Tally up the lines below that include the word "length". Answer with the number alone.

App and web page records
■ ■ ■ ■ ■

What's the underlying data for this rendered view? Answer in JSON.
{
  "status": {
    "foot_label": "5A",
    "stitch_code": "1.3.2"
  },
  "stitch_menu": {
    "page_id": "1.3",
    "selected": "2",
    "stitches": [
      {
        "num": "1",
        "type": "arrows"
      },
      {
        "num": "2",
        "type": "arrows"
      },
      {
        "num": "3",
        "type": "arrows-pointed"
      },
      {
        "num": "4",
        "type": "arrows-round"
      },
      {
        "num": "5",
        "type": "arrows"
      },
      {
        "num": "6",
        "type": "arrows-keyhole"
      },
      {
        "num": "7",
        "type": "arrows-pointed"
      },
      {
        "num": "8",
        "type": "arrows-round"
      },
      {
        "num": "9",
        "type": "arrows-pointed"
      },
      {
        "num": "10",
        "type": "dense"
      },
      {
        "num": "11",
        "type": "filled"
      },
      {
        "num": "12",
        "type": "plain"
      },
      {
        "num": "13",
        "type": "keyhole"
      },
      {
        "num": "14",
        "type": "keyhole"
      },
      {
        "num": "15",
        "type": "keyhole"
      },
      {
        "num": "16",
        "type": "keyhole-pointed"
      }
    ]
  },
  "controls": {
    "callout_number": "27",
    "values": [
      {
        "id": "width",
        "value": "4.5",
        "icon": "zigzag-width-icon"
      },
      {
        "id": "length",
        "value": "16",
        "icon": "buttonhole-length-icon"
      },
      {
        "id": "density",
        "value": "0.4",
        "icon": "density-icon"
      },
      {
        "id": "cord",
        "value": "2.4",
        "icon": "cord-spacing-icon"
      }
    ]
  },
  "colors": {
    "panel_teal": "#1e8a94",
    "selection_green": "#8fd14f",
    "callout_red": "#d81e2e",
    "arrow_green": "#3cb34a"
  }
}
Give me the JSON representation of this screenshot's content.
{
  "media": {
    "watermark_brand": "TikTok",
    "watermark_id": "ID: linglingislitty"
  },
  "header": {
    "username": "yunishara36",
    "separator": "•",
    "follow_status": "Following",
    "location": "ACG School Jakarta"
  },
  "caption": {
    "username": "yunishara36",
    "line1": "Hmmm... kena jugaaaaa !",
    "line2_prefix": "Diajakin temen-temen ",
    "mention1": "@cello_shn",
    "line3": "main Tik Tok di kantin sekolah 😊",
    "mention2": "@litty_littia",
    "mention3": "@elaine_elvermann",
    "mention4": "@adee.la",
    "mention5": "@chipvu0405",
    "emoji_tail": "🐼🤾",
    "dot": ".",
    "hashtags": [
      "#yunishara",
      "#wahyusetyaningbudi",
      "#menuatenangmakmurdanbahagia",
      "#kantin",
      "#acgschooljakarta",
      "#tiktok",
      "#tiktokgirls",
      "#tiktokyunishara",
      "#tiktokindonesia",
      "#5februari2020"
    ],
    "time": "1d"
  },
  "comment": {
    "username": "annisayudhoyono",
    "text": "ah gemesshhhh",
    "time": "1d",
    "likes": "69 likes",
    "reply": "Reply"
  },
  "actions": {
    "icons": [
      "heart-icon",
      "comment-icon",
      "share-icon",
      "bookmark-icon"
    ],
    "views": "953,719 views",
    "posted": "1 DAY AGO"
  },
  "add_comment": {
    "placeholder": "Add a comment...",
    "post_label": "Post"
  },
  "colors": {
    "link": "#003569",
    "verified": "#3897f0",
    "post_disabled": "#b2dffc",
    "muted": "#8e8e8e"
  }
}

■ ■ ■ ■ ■

RESPONSE FOR THIS EXERCISE:
2